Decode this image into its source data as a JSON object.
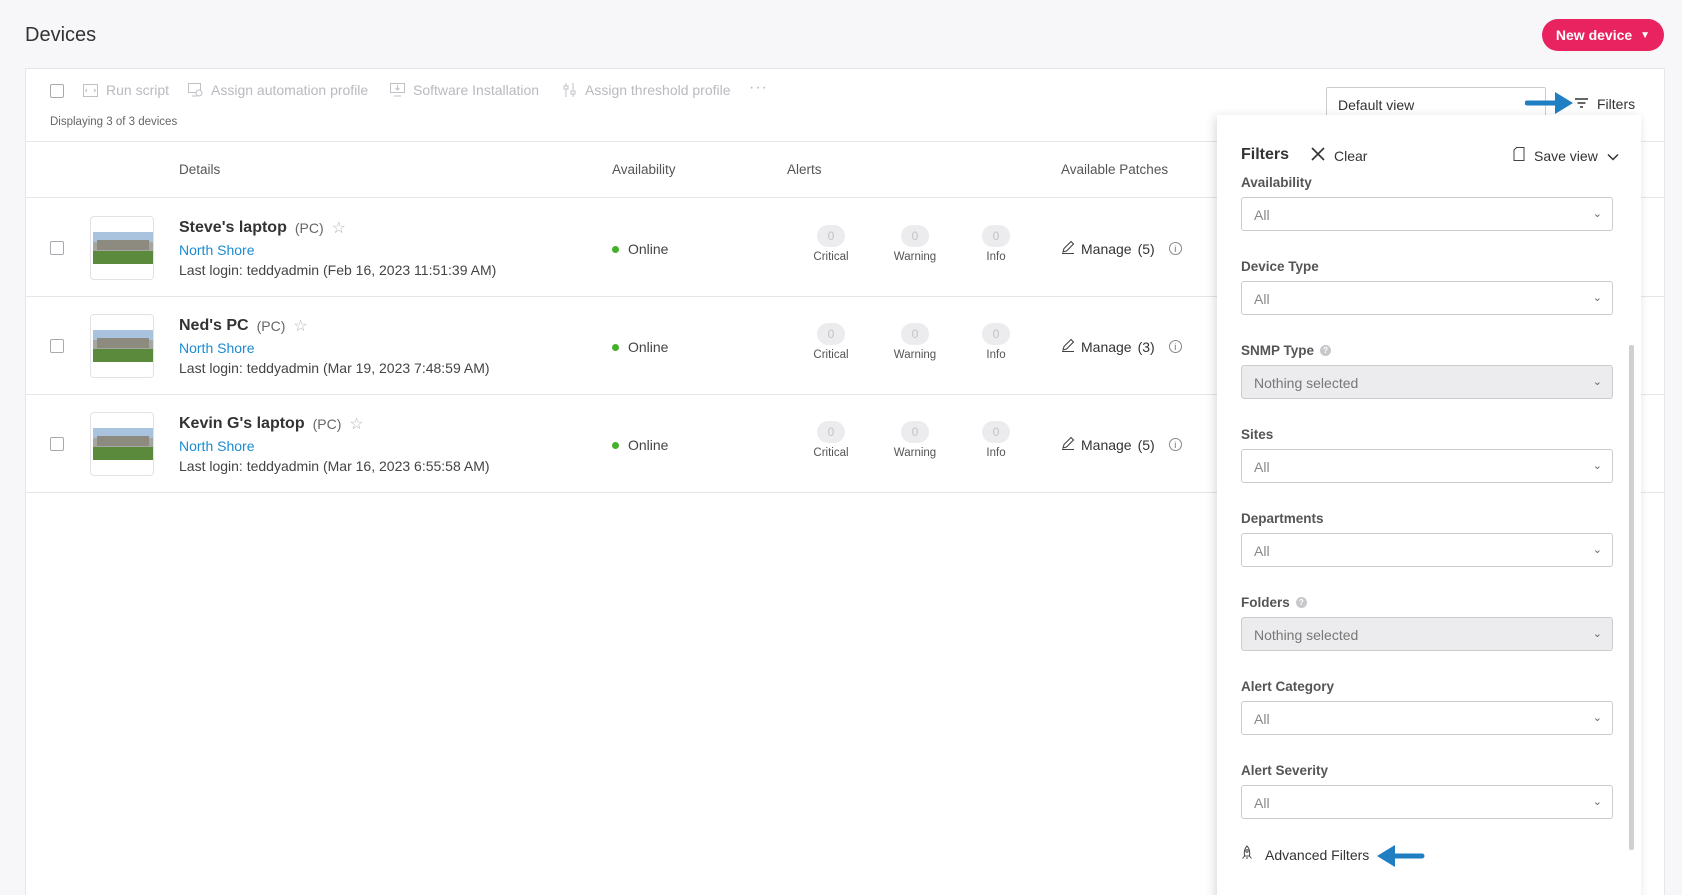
{
  "header": {
    "title": "Devices",
    "new_device_label": "New device"
  },
  "toolbar": {
    "actions": [
      {
        "label": "Run script",
        "icon": "script-icon"
      },
      {
        "label": "Assign automation profile",
        "icon": "automation-icon"
      },
      {
        "label": "Software Installation",
        "icon": "install-icon"
      },
      {
        "label": "Assign threshold profile",
        "icon": "threshold-icon"
      }
    ],
    "more_label": "···",
    "displaying": "Displaying 3 of 3 devices",
    "view_value": "Default view",
    "filters_label": "Filters"
  },
  "table": {
    "columns": {
      "details": "Details",
      "availability": "Availability",
      "alerts": "Alerts",
      "patches": "Available Patches"
    },
    "alert_labels": {
      "critical": "Critical",
      "warning": "Warning",
      "info": "Info"
    },
    "rows": [
      {
        "name": "Steve's laptop",
        "kind": "(PC)",
        "site": "North Shore",
        "login": "Last login: teddyadmin (Feb 16, 2023 11:51:39 AM)",
        "status": "Online",
        "critical": "0",
        "warning": "0",
        "info": "0",
        "manage": "Manage",
        "patch_count": "(5)"
      },
      {
        "name": "Ned's PC",
        "kind": "(PC)",
        "site": "North Shore",
        "login": "Last login: teddyadmin (Mar 19, 2023 7:48:59 AM)",
        "status": "Online",
        "critical": "0",
        "warning": "0",
        "info": "0",
        "manage": "Manage",
        "patch_count": "(3)"
      },
      {
        "name": "Kevin G's laptop",
        "kind": "(PC)",
        "site": "North Shore",
        "login": "Last login: teddyadmin (Mar 16, 2023 6:55:58 AM)",
        "status": "Online",
        "critical": "0",
        "warning": "0",
        "info": "0",
        "manage": "Manage",
        "patch_count": "(5)"
      }
    ]
  },
  "filters": {
    "title": "Filters",
    "clear_label": "Clear",
    "save_view_label": "Save view",
    "fields": [
      {
        "label": "Availability",
        "value": "All",
        "disabled": false,
        "help": false
      },
      {
        "label": "Device Type",
        "value": "All",
        "disabled": false,
        "help": false
      },
      {
        "label": "SNMP Type",
        "value": "Nothing selected",
        "disabled": true,
        "help": true
      },
      {
        "label": "Sites",
        "value": "All",
        "disabled": false,
        "help": false
      },
      {
        "label": "Departments",
        "value": "All",
        "disabled": false,
        "help": false
      },
      {
        "label": "Folders",
        "value": "Nothing selected",
        "disabled": true,
        "help": true
      },
      {
        "label": "Alert Category",
        "value": "All",
        "disabled": false,
        "help": false
      },
      {
        "label": "Alert Severity",
        "value": "All",
        "disabled": false,
        "help": false
      }
    ],
    "advanced_label": "Advanced Filters"
  },
  "colors": {
    "accent": "#e8235f",
    "link": "#1a8bd0",
    "online": "#43b02a",
    "annotation_arrow": "#1f7fc2"
  }
}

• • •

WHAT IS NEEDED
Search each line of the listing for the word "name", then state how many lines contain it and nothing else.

REPLY
3